    JEL: I11 I38 O3
    Date: 2011–06
  33. By: Amy Finkelstein; Sarah Taubman; Bill Wright; Mira Bernstein; Jonathan Gruber; Joseph P. Newhouse; Heidi Allen; Katherine Baicker; The Oregon Health Study Group
    Abstract: In 2008, a group of uninsured low-income adults in Oregon was selected by lottery to be given the chance to apply for Medicaid. This lottery provides a unique opportunity to gauge the effects of expanding access to public health insurance on the health care use, financial strain, and health of low-income adults using a randomized controlled design. In the year after random assignment, the treatment group selected by the lottery was about 25 percentage points more likely to have insurance than the control group that was not selected. We find that in this first year, the treatment group had substantively and statistically significantly higher health care utilization (including primary and preventive care as well as hospitalizations), lower out-of-pocket medical expenditures and medical debt (including fewer bills sent to collection), and better self-reported physical and mental health than the control group.
    JEL: H51 H75 I1
    Date: 2011–07
  34. By: Patricia M. Danzon; Andrew W. Mulcahy; Adrian K. Towse
    Abstract: This paper analyzes determinants of ex-manufacturer prices for originator and generic drugs across a large sample of countries. We focus on drugs to treat HIV/AIDS, TB and malaria in middle and low income countries (MLICs), with robustness checks to other therapeutic categories and other countries. We examine effects of per capita income, income dispersion, number and type of therapeutic and generic competitors, and whether the drugs are sold to retail pharmacies vs. tendered procurement by NGOs. The cross-national income elasticity of prices is 0.4 across high and low income countries, but is only 0.15 between MLICs, implying that drugs are least affordable relative to income in the lowest income countries. Within-country income inequality contributes to relatively high prices in MLICs. Number of therapeutic and generic competitors only weakly affects prices to retail pharmacies, plausibly because uncertain quality leads to competition on brand rather than price. Tendered procurement attracts multi-national generic suppliers and significantly reduces prices for originators and generics, compared to prices to retail pharmacies.
    JEL: I11 L11 O14 O25
    Date: 2011–06

This nep-hea issue is ©2011 by Yong Yin. It is provided as is without any express or implied warranty. It may be freely redistributed in whole or in part for any purpose.

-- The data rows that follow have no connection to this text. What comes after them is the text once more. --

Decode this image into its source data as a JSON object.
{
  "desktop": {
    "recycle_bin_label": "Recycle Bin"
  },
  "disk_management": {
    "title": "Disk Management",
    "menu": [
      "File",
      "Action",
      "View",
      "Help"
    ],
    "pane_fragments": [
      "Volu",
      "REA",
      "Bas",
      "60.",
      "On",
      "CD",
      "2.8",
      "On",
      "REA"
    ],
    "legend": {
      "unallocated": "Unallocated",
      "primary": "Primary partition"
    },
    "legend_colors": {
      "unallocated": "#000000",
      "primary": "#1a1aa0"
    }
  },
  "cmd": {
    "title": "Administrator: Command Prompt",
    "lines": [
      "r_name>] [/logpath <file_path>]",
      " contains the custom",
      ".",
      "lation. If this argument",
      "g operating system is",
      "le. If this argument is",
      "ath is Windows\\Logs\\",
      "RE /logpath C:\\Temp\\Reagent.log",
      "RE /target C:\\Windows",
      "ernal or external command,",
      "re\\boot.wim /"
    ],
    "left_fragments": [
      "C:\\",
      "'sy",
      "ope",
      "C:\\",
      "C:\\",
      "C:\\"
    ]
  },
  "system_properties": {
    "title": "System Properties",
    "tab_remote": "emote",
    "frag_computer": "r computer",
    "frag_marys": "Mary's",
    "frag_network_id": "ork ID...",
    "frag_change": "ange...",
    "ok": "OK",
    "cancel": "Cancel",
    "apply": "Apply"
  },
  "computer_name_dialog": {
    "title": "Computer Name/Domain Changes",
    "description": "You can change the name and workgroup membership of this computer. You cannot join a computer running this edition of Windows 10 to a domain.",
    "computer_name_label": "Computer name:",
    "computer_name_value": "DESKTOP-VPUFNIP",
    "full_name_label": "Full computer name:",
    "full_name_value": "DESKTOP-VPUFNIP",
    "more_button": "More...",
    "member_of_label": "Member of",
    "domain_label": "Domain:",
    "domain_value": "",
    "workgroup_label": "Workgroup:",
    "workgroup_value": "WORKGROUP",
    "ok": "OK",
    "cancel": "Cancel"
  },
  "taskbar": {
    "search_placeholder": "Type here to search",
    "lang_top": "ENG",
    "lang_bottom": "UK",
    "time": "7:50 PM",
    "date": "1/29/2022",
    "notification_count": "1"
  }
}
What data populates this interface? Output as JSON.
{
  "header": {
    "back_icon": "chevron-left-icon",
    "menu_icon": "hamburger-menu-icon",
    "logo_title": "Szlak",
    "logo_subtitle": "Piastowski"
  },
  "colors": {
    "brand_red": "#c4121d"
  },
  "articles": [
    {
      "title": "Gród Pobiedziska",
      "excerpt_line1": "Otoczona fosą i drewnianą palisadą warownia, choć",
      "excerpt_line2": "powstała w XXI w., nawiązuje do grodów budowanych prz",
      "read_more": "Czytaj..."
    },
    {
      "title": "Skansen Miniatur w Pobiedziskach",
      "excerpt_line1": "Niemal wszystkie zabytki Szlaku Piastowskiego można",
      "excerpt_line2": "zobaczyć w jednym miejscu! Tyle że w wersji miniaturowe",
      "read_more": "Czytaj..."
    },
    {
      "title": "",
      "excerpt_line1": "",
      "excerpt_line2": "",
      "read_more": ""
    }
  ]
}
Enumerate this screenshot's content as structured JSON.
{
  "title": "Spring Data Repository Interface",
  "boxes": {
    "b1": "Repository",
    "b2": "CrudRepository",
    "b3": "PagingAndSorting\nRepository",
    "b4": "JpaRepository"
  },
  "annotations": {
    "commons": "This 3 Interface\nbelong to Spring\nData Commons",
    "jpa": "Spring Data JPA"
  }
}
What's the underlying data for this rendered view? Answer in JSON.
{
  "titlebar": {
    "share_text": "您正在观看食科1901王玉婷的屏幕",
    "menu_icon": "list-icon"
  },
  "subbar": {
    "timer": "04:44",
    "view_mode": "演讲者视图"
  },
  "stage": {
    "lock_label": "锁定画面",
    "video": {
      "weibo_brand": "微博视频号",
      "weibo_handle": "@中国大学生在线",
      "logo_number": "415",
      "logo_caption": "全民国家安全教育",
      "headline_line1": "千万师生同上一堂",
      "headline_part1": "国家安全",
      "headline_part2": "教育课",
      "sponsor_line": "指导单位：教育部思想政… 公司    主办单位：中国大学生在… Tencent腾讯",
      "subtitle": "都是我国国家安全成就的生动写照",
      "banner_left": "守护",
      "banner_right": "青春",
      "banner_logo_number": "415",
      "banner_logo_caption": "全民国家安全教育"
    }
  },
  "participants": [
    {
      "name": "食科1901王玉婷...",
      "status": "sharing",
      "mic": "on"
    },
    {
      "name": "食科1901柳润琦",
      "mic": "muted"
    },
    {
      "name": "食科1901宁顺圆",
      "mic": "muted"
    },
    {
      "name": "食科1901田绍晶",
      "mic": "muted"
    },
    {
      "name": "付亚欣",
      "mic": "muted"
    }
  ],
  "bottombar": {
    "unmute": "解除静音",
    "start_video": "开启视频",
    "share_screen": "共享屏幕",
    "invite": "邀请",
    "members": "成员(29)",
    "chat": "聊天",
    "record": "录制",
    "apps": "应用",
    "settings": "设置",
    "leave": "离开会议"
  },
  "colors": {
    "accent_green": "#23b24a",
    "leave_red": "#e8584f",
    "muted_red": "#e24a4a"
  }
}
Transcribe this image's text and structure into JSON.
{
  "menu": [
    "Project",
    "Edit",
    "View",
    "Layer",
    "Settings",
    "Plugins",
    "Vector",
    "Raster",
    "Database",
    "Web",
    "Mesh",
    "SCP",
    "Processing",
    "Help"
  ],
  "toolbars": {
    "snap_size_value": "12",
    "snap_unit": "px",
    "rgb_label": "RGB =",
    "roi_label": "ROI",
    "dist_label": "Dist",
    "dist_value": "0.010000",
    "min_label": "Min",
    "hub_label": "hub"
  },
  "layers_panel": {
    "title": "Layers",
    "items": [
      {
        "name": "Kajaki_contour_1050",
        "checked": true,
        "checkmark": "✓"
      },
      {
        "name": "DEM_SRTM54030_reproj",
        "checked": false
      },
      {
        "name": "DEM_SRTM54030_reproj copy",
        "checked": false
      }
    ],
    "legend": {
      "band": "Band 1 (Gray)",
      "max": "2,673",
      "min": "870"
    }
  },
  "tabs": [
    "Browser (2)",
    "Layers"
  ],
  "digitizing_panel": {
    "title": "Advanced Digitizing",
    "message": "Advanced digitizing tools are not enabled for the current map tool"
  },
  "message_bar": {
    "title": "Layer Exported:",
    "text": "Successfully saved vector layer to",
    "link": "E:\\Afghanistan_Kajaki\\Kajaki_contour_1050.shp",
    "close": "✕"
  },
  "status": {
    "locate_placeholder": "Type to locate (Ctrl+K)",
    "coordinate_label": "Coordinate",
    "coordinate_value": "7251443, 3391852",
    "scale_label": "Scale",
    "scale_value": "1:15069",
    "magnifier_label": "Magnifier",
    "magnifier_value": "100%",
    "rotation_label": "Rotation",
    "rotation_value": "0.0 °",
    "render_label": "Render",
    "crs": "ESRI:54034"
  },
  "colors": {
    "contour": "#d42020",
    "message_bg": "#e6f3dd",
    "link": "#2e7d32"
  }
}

If distributed in part, please include this notice.
General information on the NEP project can be found at For comments please write to the director of NEP, Marco Novarese at <>. Put “NEP” in the subject, otherwise your mail may be rejected.
NEP’s infrastructure is sponsored by the School of Economics and Finance of Massey University in New Zealand.